4.  My classes start in a little over a week.  I've been a gardening, falling in love, mamma recluse all summer.  I've enjoyed the falling away of words to describe a life that is so completely Alive.  But I can also hear them whispering something about telling my story in case it helps someone else along the way.  Maybe you too have gardened or fallen in love or been a mother or father.

5.  Part of the deal is that words can't "capture" your life.  When you write about something that's happened to you, you're not describing it.  You're actually adding another layer of complexity (or simplicity) to what you've lived through.  Language isn't a camera.  It's another appendage, another nerve.  It allows you to move and feel even more "about" your life.  I've never had much luck recreating my experience through language.  But I have had some luck in enlarging my life through language.  I suppose it was worth the three easy payments of $19.99 after all.


Tuesday, August 14, 2012

Kindergarten or How Nora Got Her Groove Back


For five and a half years, I've lived with this blond-headed, comb-protesting, wild fire of a girl--the one with the elevated vocabulary and the desire to raise chickens and dinosaurs.  She's starting kindergarten tomorrow.  I'm not going to get mushy here.

Because this is far from a mushy moment.  She came with injections twice a day for nine months.  She came not breathing at two months old with a monitor around her chest for six months, and she moved through a divorce and skinned knees and dead birds and a working mom, and she would never say to you, "Life has been hard on me" even when I've moaned about it under my breath at the kitchen sink crying lonely or scraping uneaten dinners into the scrap bucket.

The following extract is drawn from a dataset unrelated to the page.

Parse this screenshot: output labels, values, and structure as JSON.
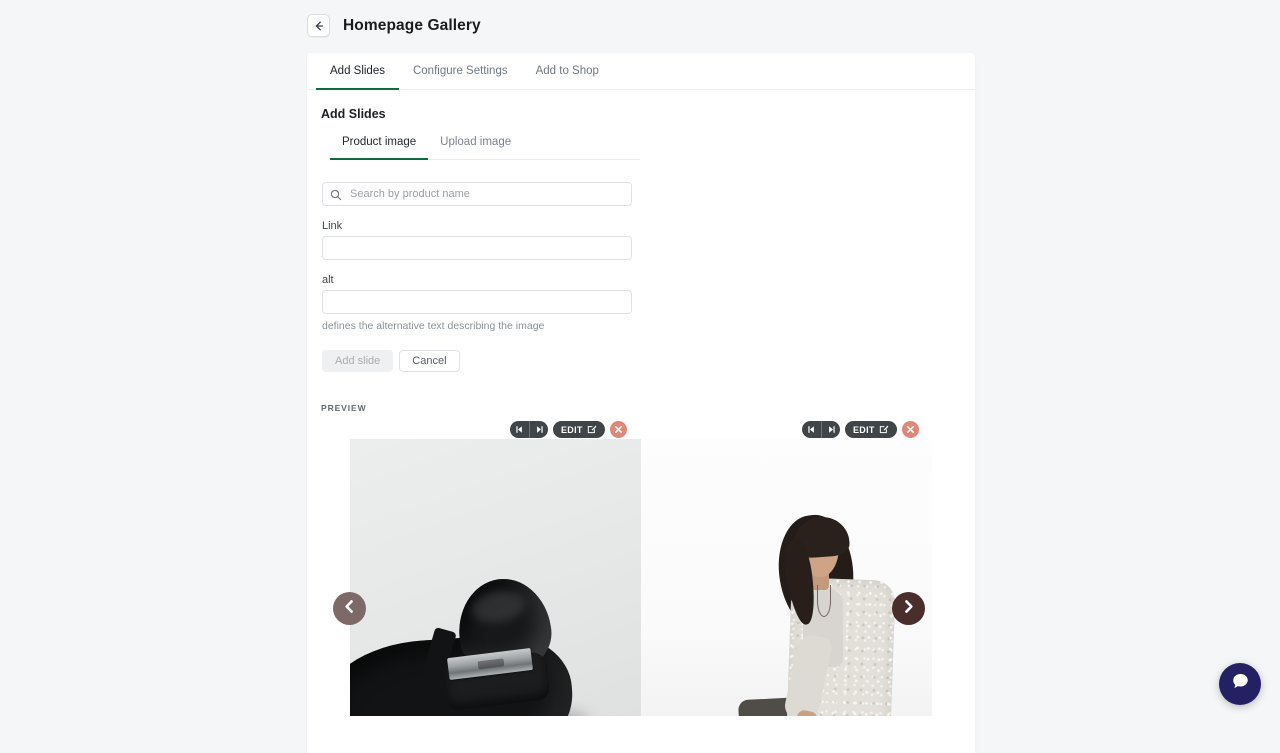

Because her laughter happens daily and often.  Because she tells me jokes from the back seat of the truck:  "I'd forget my hair if it wasn't attached to my head!" Because she walks on tip toes like the really fast foals and yells and kicks her way through the "no's" I say to her even when it would be more convenient for me if she'd just say, "Yes, ma'am."

But I was never yes-ma'am, and she isn't either.  Though she is loving and polite and generous.  She is not yes-ma'am.  She is Yes.  So as Grandpa always said, "Don't hold back, kid--there ain't no reason." 

As if I could every stop you.  God bless your journey, Nora.  I love you, kiddo.

That was pretty mushy.  Ah well.